__Requirement__:
Match the word "money". Return each line of the data below where it appears.

__Raw data__:
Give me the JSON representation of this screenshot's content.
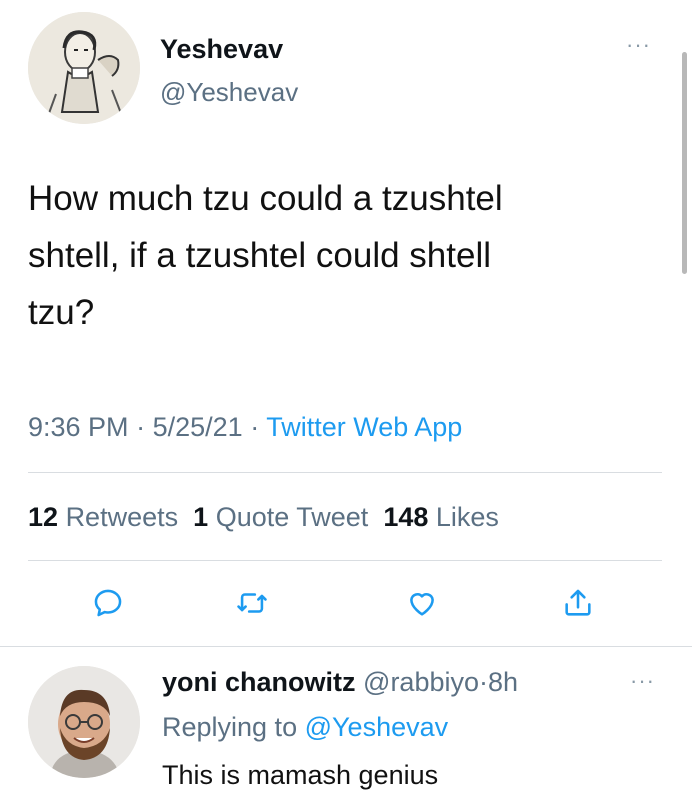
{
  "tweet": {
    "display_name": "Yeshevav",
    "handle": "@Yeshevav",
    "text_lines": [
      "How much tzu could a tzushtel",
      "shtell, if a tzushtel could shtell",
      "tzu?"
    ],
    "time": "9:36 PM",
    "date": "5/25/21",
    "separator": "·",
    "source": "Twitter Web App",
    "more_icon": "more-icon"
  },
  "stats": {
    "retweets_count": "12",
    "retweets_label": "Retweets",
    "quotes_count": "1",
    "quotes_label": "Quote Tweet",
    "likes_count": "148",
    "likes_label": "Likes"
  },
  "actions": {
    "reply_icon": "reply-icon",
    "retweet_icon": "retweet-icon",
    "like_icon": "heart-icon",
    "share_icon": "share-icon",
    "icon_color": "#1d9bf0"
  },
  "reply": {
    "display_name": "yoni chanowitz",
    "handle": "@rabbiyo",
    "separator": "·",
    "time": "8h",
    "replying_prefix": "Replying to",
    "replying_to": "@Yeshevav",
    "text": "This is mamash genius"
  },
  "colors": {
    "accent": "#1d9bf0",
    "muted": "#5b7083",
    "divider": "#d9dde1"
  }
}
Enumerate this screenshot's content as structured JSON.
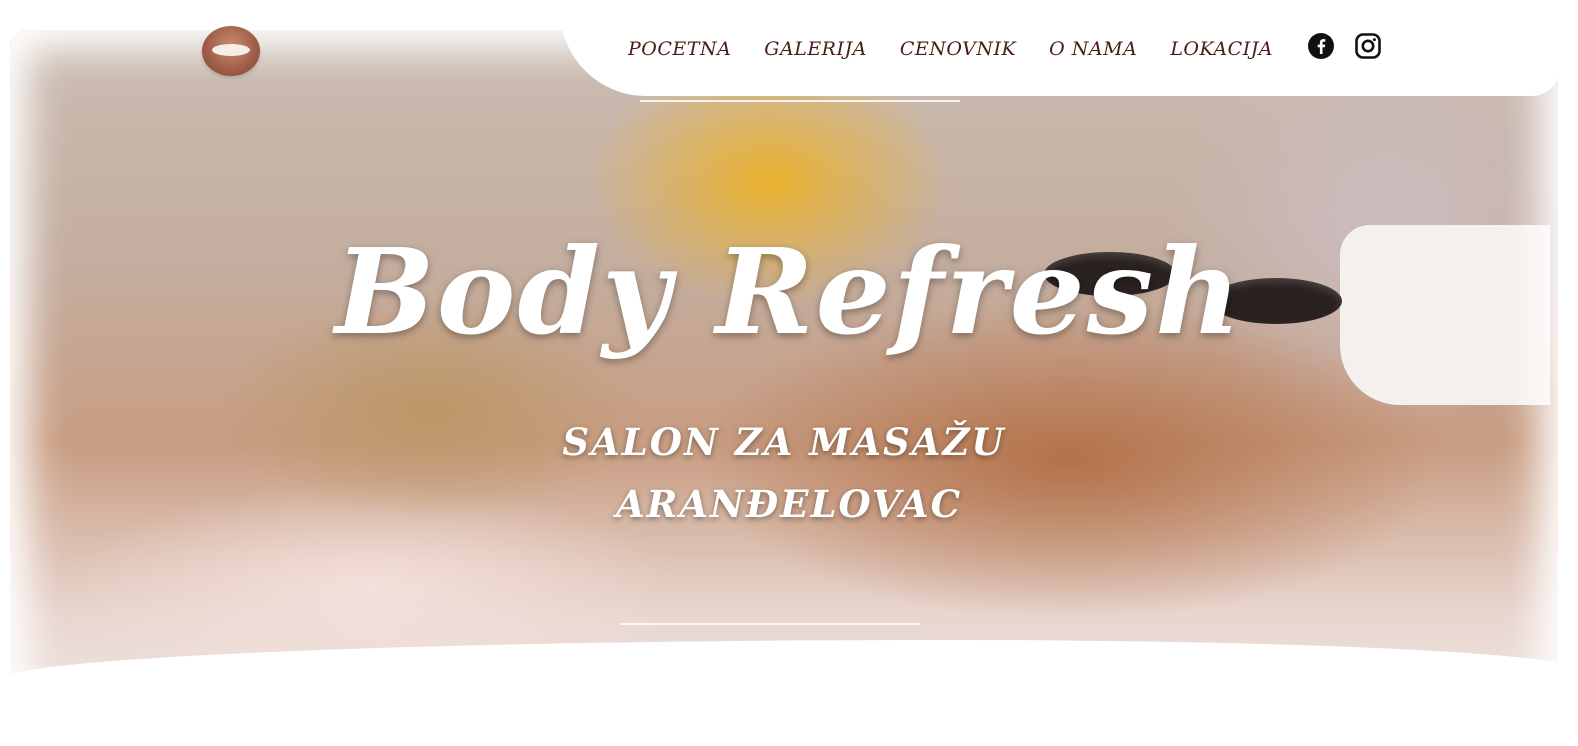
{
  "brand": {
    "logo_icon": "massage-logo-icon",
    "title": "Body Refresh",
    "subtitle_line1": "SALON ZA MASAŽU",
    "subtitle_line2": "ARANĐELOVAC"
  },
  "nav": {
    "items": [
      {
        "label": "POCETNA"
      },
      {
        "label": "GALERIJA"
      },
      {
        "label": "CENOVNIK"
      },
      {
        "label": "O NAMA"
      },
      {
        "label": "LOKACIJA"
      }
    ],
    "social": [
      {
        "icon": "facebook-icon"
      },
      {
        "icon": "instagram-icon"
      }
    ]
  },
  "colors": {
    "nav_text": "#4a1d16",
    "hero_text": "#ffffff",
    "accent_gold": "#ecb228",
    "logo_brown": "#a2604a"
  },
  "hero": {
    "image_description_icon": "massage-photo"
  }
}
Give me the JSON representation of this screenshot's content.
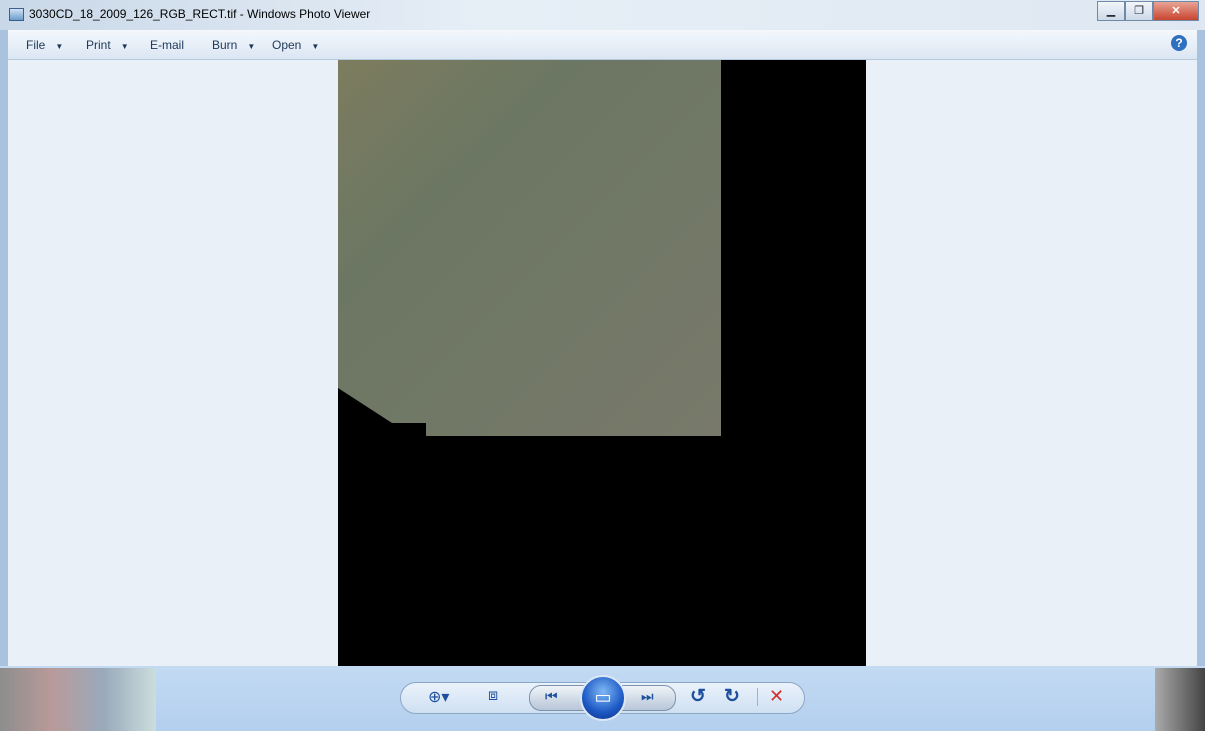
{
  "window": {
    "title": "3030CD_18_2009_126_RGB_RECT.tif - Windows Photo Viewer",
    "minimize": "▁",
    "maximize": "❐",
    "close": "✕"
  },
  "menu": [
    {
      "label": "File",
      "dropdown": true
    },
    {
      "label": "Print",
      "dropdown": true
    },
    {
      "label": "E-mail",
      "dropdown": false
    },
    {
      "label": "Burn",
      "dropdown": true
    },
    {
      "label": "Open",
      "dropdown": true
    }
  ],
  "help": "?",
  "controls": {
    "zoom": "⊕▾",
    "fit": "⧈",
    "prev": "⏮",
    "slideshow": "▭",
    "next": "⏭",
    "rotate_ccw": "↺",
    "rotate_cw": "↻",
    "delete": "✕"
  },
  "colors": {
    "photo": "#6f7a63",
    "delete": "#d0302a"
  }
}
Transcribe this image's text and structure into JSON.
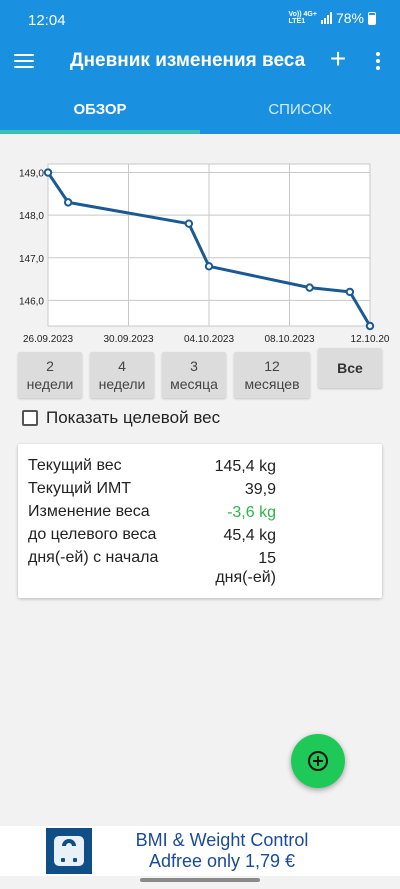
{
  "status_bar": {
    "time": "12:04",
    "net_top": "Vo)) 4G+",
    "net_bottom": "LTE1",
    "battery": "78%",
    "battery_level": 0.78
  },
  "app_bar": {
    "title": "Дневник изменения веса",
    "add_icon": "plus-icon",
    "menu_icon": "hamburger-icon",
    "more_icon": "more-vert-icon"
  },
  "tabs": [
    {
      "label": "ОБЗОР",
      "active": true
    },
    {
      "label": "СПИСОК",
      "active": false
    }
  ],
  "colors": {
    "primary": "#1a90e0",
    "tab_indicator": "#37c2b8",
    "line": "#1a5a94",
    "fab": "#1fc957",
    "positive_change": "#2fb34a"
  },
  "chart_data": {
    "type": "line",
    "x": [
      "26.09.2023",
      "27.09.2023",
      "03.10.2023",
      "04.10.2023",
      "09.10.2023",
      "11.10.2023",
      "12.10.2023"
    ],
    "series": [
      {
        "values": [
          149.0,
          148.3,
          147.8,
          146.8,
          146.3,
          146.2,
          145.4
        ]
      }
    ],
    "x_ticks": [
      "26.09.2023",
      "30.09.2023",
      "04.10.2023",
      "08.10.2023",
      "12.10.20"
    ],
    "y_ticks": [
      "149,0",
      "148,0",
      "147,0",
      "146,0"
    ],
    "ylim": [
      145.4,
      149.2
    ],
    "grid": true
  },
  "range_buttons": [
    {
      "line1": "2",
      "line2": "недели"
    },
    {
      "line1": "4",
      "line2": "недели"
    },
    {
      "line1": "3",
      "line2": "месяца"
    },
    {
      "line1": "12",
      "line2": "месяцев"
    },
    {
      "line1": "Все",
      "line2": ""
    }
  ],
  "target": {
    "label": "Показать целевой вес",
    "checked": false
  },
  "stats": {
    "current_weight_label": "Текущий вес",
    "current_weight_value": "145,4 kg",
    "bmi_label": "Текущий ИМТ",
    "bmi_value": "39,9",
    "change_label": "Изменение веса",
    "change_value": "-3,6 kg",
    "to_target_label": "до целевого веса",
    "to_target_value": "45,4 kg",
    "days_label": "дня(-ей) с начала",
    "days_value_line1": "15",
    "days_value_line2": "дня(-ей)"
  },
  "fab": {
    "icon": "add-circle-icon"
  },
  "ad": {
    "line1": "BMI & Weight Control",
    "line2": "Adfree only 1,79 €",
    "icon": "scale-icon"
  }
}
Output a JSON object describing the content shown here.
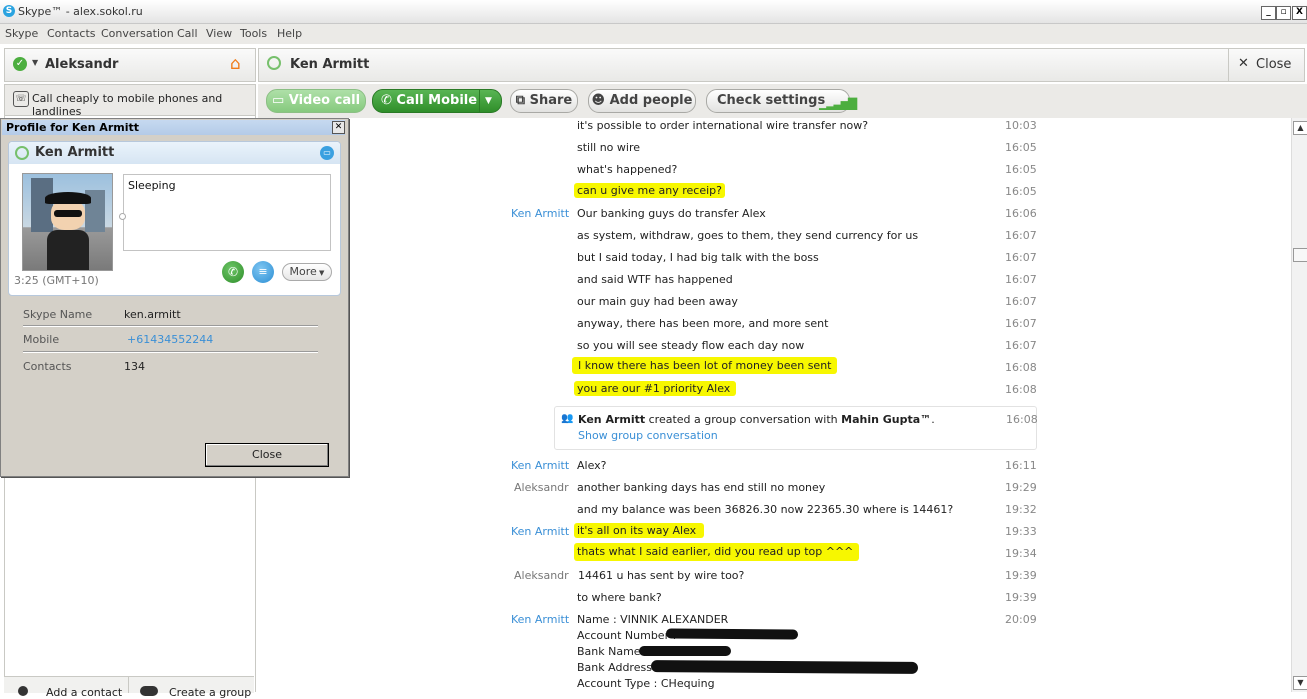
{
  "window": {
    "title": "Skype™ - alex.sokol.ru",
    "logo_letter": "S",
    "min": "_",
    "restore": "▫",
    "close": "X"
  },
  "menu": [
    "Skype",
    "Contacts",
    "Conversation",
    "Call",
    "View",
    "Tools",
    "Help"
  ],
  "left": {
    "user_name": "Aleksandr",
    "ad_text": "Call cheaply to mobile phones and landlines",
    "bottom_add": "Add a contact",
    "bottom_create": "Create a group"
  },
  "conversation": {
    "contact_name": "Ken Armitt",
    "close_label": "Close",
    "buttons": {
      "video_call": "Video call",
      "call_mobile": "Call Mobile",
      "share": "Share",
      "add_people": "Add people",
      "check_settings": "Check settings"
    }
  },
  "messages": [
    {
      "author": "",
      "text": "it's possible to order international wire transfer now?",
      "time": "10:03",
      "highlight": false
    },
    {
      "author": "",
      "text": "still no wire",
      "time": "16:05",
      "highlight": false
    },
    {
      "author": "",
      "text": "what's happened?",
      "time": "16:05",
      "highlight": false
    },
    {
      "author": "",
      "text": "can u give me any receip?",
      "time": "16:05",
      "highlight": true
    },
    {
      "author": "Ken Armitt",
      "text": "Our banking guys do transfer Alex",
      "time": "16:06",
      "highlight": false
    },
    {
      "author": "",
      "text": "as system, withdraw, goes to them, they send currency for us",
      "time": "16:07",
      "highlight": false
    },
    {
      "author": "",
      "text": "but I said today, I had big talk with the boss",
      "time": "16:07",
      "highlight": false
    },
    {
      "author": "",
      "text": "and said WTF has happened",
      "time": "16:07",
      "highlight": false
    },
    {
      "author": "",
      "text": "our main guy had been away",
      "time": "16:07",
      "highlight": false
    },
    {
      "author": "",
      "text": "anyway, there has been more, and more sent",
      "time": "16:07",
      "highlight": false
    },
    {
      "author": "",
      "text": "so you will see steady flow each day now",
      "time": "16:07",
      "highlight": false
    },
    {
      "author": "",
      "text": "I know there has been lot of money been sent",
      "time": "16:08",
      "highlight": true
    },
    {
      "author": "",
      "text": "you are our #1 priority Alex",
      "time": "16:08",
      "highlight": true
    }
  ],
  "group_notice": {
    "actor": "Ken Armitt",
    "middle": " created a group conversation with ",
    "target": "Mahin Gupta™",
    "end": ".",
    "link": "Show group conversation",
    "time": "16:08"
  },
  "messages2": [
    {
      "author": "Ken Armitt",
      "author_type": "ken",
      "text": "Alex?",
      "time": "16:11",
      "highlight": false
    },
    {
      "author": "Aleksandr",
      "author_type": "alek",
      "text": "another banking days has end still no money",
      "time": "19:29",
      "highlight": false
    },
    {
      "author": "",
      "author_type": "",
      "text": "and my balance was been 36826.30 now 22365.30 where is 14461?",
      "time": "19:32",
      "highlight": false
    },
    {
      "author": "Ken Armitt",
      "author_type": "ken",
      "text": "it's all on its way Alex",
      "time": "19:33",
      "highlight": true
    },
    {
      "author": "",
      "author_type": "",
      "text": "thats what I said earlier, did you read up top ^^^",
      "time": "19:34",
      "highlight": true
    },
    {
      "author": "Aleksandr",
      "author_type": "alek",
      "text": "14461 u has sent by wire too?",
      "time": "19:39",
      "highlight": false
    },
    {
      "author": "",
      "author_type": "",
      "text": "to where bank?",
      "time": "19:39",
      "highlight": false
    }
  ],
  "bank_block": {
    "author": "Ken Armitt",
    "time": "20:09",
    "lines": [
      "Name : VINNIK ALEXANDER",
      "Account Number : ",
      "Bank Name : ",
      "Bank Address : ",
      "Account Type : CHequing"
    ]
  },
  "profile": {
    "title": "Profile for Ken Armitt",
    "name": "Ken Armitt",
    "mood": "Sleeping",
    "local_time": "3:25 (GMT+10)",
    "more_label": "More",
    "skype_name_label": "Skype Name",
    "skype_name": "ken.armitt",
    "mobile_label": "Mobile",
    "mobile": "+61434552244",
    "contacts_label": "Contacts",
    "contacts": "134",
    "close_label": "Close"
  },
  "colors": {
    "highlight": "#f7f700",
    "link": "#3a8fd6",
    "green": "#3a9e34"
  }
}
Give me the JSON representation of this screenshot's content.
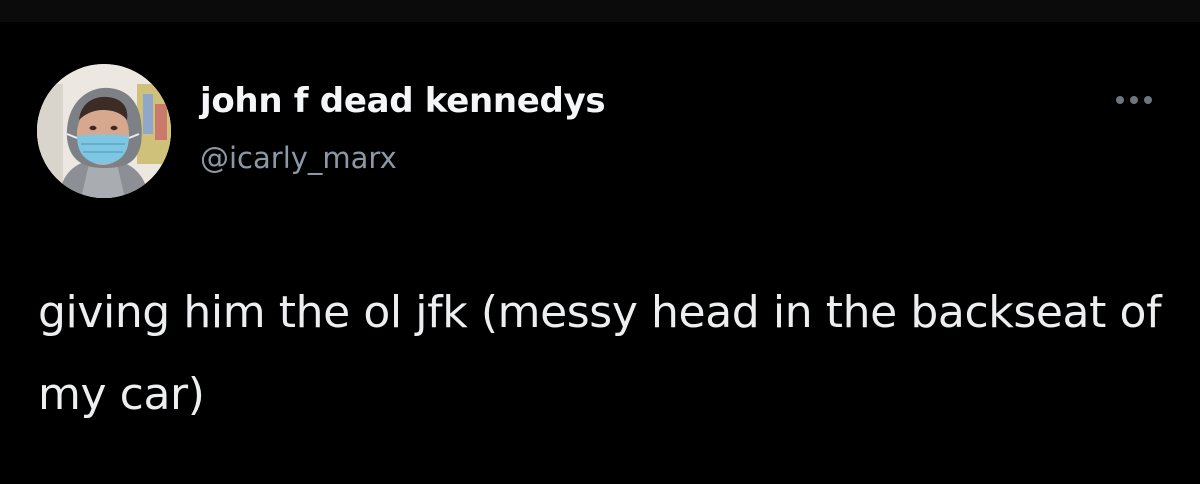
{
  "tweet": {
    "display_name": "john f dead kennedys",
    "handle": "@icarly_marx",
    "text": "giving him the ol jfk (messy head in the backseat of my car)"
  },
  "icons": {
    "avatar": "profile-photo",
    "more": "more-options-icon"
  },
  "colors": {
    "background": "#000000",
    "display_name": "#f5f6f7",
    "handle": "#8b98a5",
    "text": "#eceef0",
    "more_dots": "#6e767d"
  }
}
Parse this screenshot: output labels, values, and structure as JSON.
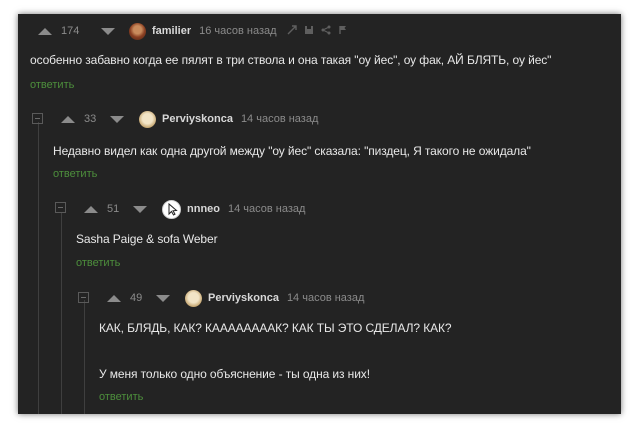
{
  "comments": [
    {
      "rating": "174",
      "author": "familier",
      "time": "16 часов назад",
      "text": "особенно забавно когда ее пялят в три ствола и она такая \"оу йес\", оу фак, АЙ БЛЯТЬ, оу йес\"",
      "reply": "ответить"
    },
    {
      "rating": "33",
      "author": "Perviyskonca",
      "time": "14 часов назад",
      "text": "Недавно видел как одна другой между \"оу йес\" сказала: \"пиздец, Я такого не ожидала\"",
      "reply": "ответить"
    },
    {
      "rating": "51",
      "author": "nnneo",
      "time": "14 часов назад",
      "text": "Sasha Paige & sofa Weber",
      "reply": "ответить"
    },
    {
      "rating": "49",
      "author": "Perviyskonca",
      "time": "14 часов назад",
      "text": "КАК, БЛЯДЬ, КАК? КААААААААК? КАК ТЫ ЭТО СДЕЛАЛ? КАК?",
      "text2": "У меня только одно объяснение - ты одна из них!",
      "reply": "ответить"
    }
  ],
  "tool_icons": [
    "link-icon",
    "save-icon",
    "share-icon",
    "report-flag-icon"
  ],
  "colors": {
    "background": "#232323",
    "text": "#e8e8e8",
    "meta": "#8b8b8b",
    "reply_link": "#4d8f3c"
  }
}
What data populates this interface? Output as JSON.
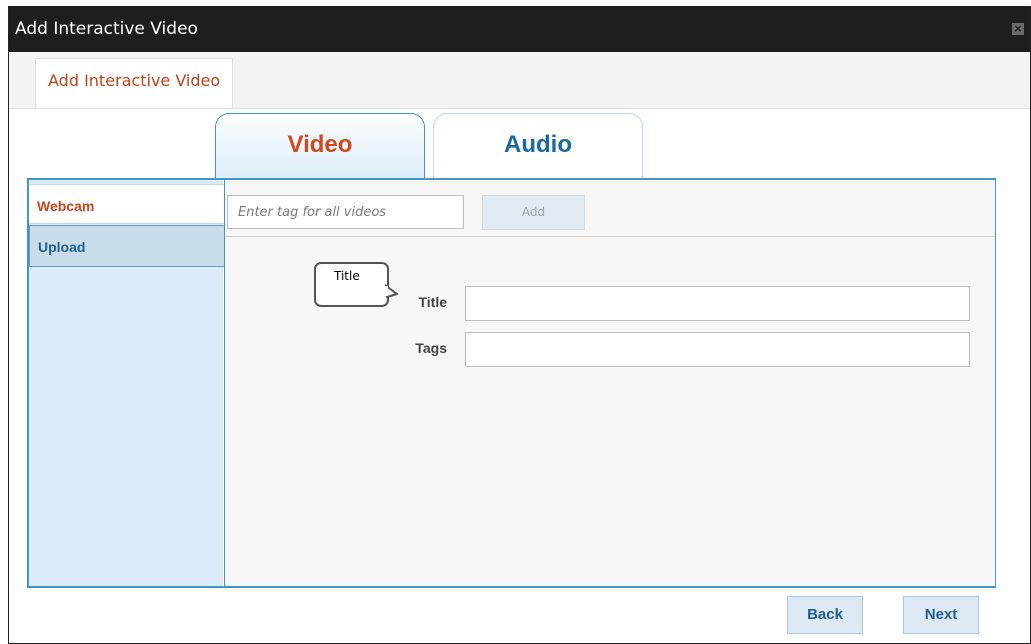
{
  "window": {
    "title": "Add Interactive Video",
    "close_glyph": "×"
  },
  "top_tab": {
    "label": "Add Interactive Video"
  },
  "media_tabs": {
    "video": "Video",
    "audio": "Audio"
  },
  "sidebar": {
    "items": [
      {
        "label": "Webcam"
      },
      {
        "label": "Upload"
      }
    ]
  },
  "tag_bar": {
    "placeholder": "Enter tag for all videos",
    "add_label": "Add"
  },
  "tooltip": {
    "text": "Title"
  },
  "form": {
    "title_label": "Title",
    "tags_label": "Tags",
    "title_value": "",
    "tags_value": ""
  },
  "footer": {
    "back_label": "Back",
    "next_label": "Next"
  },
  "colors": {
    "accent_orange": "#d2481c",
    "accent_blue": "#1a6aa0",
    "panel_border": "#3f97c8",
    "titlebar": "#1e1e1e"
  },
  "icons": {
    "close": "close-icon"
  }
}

__Task response__:
      "text": "I know there has been lot of money been sent",
      "text": "another banking days has end still no money",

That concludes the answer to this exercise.